◆ Your task ◆
Below is a set of entries; give all of them again exactly.

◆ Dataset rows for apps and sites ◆

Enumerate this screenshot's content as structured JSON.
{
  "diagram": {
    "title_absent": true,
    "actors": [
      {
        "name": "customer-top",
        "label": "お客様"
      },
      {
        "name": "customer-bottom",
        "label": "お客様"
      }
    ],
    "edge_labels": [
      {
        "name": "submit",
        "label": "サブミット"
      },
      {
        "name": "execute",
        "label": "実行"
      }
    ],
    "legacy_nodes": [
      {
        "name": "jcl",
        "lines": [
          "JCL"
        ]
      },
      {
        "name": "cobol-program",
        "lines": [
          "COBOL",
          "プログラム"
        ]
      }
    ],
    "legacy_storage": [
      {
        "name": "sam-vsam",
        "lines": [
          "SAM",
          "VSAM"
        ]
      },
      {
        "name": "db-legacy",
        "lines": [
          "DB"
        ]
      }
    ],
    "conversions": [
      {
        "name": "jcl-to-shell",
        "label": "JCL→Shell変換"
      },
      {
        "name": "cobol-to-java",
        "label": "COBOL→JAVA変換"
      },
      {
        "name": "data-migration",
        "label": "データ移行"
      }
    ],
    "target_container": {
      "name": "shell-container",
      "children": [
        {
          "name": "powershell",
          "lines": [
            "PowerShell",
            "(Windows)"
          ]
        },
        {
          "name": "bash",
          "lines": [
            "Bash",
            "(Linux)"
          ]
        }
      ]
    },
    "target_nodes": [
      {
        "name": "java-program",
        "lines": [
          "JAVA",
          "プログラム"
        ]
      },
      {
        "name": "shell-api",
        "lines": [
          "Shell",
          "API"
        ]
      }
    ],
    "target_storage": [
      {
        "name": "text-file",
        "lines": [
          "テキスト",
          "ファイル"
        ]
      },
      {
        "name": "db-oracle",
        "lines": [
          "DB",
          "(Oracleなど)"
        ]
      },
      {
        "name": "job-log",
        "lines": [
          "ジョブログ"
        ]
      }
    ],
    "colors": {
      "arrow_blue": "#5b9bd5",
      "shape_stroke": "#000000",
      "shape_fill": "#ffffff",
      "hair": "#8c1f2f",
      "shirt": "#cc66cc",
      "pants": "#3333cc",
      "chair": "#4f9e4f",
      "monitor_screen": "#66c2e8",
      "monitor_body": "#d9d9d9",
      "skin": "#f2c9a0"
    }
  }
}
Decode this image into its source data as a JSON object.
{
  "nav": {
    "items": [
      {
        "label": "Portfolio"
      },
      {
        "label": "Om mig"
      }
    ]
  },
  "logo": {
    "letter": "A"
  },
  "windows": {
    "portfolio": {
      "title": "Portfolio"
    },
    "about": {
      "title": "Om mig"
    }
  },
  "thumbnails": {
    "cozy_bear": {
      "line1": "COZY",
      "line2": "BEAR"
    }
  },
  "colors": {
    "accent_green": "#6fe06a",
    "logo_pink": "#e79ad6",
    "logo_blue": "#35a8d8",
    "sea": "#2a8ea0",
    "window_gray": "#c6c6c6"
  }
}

◆ Written response ◆
Enumerate this screenshot's content as structured JSON.
{
  "diagram": {
    "title_absent": true,
    "actors": [
      {
        "name": "customer-top",
        "label": "お客様"
      },
      {
        "name": "customer-bottom",
        "label": "お客様"
      }
    ],
    "edge_labels": [
      {
        "name": "submit",
        "label": "サブミット"
      },
      {
        "name": "execute",
        "label": "実行"
      }
    ],
    "legacy_nodes": [
      {
        "name": "jcl",
        "lines": [
          "JCL"
        ]
      },
      {
        "name": "cobol-program",
        "lines": [
          "COBOL",
          "プログラム"
        ]
      }
    ],
    "legacy_storage": [
      {
        "name": "sam-vsam",
        "lines": [
          "SAM",
          "VSAM"
        ]
      },
      {
        "name": "db-legacy",
        "lines": [
          "DB"
        ]
      }
    ],
    "conversions": [
      {
        "name": "jcl-to-shell",
        "label": "JCL→Shell変換"
      },
      {
        "name": "cobol-to-java",
        "label": "COBOL→JAVA変換"
      },
      {
        "name": "data-migration",
        "label": "データ移行"
      }
    ],
    "target_container": {
      "name": "shell-container",
      "children": [
        {
          "name": "powershell",
          "lines": [
            "PowerShell",
            "(Windows)"
          ]
        },
        {
          "name": "bash",
          "lines": [
            "Bash",
            "(Linux)"
          ]
        }
      ]
    },
    "target_nodes": [
      {
        "name": "java-program",
        "lines": [
          "JAVA",
          "プログラム"
        ]
      },
      {
        "name": "shell-api",
        "lines": [
          "Shell",
          "API"
        ]
      }
    ],
    "target_storage": [
      {
        "name": "text-file",
        "lines": [
          "テキスト",
          "ファイル"
        ]
      },
      {
        "name": "db-oracle",
        "lines": [
          "DB",
          "(Oracleなど)"
        ]
      },
      {
        "name": "job-log",
        "lines": [
          "ジョブログ"
        ]
      }
    ],
    "colors": {
      "arrow_blue": "#5b9bd5",
      "shape_stroke": "#000000",
      "shape_fill": "#ffffff",
      "hair": "#8c1f2f",
      "shirt": "#cc66cc",
      "pants": "#3333cc",
      "chair": "#4f9e4f",
      "monitor_screen": "#66c2e8",
      "monitor_body": "#d9d9d9",
      "skin": "#f2c9a0"
    }
  }
}
Decode this image into its source data as a JSON object.
{
  "nav": {
    "items": [
      {
        "label": "Portfolio"
      },
      {
        "label": "Om mig"
      }
    ]
  },
  "logo": {
    "letter": "A"
  },
  "windows": {
    "portfolio": {
      "title": "Portfolio"
    },
    "about": {
      "title": "Om mig"
    }
  },
  "thumbnails": {
    "cozy_bear": {
      "line1": "COZY",
      "line2": "BEAR"
    }
  },
  "colors": {
    "accent_green": "#6fe06a",
    "logo_pink": "#e79ad6",
    "logo_blue": "#35a8d8",
    "sea": "#2a8ea0",
    "window_gray": "#c6c6c6"
  }
}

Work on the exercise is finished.